TASK INPUTS »

##############################

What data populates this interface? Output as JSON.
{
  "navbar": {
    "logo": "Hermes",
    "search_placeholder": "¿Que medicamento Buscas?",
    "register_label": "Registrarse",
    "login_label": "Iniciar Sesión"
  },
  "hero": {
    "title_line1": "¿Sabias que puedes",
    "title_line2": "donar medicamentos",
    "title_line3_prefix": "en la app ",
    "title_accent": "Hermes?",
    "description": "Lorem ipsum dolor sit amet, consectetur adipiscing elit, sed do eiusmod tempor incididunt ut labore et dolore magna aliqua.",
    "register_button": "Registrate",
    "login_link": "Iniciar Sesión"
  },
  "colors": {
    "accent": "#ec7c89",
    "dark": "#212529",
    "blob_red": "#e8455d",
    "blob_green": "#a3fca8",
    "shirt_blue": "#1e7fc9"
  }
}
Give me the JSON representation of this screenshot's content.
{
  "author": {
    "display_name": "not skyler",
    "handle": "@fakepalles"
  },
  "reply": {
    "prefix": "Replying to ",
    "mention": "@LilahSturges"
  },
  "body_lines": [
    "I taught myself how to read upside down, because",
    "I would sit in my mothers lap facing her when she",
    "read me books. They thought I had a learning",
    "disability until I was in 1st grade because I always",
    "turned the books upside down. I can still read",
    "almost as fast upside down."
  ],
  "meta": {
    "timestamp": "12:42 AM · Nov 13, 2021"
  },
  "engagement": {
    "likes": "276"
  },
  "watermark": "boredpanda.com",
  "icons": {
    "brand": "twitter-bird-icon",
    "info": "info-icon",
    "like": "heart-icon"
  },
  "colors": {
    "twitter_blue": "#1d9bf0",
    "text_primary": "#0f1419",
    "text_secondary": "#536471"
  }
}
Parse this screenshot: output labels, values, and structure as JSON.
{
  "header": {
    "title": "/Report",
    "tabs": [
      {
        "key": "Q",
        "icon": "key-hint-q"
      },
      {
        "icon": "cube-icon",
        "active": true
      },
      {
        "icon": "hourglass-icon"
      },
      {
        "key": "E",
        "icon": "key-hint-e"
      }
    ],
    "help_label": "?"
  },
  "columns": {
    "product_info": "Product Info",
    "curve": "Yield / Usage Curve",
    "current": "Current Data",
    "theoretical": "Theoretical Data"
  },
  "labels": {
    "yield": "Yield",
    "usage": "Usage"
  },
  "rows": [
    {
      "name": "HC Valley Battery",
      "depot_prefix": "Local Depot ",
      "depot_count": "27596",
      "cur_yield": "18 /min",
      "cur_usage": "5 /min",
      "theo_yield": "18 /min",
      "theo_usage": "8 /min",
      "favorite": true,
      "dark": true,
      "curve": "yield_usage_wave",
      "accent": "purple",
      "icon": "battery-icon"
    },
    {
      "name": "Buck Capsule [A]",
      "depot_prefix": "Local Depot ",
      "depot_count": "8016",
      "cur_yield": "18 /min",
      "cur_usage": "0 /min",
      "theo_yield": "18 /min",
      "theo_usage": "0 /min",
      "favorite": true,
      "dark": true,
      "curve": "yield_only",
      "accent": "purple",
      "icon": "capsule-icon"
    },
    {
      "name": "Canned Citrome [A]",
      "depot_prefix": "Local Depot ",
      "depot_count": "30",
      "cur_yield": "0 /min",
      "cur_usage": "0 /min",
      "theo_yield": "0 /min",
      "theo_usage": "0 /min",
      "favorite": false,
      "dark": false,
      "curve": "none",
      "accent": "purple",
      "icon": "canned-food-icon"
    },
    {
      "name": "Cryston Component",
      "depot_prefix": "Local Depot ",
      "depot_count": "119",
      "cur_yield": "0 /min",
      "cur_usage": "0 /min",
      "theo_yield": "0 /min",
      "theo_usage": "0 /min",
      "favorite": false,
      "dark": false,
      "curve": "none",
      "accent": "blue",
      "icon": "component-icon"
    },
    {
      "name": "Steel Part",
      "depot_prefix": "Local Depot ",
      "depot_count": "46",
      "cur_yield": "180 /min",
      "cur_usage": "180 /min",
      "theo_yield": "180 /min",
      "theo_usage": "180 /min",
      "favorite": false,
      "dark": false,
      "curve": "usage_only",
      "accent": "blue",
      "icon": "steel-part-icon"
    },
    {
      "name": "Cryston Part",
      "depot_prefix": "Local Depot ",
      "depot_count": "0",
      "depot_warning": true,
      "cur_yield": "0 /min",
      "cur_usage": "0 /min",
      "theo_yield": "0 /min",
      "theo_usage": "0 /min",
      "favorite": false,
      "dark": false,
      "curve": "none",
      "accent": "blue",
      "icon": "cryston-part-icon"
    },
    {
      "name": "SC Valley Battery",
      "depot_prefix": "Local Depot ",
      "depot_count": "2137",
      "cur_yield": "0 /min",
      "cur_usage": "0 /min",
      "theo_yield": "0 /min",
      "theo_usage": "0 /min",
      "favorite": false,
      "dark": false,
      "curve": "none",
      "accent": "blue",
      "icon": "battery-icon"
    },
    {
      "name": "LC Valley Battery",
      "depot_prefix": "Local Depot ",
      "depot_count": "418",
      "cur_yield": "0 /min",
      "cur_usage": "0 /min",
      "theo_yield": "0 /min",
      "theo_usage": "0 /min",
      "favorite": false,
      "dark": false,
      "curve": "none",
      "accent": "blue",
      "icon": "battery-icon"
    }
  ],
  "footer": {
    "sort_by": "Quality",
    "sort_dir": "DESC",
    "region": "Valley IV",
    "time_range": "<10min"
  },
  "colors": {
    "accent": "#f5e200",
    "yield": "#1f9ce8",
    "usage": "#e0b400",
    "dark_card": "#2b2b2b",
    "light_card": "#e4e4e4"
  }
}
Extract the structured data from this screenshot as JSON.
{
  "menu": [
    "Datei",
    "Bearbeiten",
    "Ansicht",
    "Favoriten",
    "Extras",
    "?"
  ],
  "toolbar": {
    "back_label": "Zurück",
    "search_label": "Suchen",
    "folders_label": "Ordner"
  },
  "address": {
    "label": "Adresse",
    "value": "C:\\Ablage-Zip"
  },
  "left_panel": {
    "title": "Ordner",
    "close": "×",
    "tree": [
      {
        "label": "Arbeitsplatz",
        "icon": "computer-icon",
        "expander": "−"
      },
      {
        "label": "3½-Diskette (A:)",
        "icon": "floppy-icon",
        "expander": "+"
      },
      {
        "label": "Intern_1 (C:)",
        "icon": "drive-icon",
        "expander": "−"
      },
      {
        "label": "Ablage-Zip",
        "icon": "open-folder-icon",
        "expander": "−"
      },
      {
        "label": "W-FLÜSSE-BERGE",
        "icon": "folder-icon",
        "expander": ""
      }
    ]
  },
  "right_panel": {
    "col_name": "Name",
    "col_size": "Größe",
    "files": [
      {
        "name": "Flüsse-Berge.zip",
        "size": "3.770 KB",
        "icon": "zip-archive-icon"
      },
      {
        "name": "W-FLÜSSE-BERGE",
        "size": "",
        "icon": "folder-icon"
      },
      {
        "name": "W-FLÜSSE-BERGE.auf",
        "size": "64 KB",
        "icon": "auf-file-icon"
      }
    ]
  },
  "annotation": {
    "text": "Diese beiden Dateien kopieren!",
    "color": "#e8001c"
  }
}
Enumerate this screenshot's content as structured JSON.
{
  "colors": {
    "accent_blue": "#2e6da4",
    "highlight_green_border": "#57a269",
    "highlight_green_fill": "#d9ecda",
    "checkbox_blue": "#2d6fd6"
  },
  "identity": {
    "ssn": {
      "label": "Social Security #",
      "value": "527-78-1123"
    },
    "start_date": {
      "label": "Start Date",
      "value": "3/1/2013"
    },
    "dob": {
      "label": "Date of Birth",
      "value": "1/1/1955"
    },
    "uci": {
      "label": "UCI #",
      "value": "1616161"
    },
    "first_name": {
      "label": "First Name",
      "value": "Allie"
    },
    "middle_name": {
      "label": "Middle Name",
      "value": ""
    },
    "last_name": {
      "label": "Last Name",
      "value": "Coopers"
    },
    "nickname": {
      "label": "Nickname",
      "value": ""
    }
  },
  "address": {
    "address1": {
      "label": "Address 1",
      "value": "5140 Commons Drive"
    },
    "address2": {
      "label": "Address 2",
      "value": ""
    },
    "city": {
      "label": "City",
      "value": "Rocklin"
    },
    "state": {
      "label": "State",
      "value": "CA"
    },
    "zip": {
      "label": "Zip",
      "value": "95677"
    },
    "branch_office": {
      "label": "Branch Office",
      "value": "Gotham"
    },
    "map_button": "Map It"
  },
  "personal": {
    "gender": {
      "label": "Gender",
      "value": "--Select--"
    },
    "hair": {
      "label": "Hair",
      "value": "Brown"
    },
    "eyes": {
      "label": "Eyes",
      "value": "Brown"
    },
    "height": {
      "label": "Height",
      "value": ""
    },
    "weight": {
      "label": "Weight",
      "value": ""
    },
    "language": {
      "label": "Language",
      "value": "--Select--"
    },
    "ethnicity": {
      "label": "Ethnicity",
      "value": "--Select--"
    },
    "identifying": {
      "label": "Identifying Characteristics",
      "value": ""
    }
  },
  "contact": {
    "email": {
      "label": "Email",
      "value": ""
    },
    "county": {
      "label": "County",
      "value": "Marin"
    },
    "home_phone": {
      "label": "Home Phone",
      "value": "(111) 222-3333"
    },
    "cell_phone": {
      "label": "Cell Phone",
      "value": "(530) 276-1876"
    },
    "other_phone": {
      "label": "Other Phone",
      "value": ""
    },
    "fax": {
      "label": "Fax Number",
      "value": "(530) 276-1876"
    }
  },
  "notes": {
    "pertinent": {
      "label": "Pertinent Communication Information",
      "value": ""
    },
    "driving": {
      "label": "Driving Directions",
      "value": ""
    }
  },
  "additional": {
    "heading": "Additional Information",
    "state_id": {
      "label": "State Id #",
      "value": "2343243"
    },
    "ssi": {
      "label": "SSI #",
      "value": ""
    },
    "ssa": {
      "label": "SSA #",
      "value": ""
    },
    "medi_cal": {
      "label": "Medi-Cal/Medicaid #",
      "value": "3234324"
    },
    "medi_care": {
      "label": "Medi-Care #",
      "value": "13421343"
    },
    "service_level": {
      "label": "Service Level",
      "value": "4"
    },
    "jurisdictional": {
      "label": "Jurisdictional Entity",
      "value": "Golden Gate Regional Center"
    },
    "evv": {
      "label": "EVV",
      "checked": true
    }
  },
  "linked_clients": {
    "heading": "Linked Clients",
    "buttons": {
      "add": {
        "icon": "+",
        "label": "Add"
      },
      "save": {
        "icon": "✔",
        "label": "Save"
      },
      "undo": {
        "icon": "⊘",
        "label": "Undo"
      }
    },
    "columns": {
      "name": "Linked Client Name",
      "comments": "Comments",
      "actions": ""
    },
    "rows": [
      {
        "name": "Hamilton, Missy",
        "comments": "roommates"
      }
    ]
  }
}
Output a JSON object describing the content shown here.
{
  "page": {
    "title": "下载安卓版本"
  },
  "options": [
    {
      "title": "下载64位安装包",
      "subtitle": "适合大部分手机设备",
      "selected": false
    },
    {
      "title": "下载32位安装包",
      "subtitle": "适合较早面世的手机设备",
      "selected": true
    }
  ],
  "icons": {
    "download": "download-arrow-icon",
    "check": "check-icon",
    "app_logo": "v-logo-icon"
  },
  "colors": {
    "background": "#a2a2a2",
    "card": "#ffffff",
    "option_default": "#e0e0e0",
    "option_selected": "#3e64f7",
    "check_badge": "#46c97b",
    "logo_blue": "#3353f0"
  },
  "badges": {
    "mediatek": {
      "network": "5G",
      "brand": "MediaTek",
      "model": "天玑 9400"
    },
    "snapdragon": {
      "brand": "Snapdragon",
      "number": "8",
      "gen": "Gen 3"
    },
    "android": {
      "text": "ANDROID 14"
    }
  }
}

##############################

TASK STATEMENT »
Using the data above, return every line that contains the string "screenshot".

WRITTEN ANSWER »
Give me the JSON representation of this screenshot's content.
Parse this screenshot: output labels, values, and structure as JSON.
Extract the structured data from this screenshot as JSON.
Enumerate this screenshot's content as structured JSON.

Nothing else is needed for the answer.